*RECORDS*:

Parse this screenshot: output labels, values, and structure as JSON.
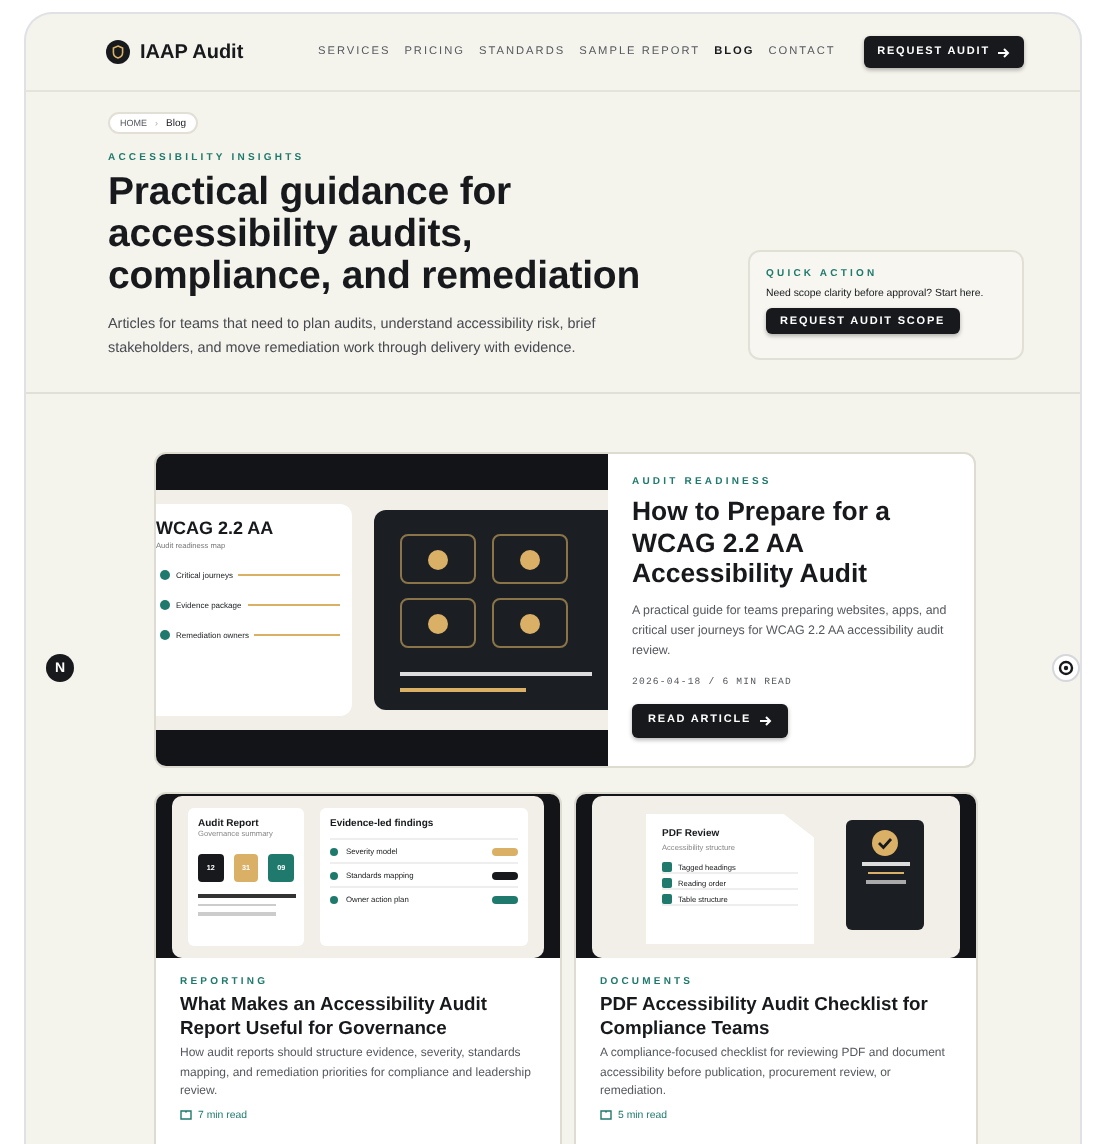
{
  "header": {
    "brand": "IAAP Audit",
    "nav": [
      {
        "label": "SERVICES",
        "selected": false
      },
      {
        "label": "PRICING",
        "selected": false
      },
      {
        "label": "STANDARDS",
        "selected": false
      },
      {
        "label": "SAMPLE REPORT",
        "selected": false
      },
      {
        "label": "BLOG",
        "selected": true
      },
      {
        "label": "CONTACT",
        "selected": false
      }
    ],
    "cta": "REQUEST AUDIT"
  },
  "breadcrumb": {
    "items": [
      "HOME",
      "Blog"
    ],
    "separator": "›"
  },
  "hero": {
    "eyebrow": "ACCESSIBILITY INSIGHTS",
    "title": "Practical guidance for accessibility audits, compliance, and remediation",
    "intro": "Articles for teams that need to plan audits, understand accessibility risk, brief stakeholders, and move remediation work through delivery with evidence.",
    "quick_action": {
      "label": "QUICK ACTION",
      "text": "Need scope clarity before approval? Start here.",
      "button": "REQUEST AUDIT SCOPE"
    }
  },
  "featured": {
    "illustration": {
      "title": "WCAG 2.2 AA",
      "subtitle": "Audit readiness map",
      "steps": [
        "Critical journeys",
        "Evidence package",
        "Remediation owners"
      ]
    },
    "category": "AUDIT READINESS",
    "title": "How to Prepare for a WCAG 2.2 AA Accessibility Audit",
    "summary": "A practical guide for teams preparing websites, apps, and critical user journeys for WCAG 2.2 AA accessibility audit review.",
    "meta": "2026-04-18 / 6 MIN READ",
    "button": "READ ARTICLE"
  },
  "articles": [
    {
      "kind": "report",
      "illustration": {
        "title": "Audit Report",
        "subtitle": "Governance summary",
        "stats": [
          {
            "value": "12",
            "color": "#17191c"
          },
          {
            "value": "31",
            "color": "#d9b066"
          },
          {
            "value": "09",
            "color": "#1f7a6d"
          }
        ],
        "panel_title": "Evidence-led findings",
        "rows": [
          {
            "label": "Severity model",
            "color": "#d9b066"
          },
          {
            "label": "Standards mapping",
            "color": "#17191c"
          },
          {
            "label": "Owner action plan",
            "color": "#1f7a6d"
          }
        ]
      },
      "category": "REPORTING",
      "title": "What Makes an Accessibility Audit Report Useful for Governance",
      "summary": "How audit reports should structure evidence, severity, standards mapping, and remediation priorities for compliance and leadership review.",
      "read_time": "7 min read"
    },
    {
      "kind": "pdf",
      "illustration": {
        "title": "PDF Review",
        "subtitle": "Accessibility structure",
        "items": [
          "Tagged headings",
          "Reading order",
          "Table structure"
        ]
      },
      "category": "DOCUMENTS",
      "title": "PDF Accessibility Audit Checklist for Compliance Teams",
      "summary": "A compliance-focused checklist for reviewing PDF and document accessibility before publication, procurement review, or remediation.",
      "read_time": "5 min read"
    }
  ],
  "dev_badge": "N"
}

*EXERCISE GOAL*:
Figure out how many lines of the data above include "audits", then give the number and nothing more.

*REPLY TO THE TASK*:
2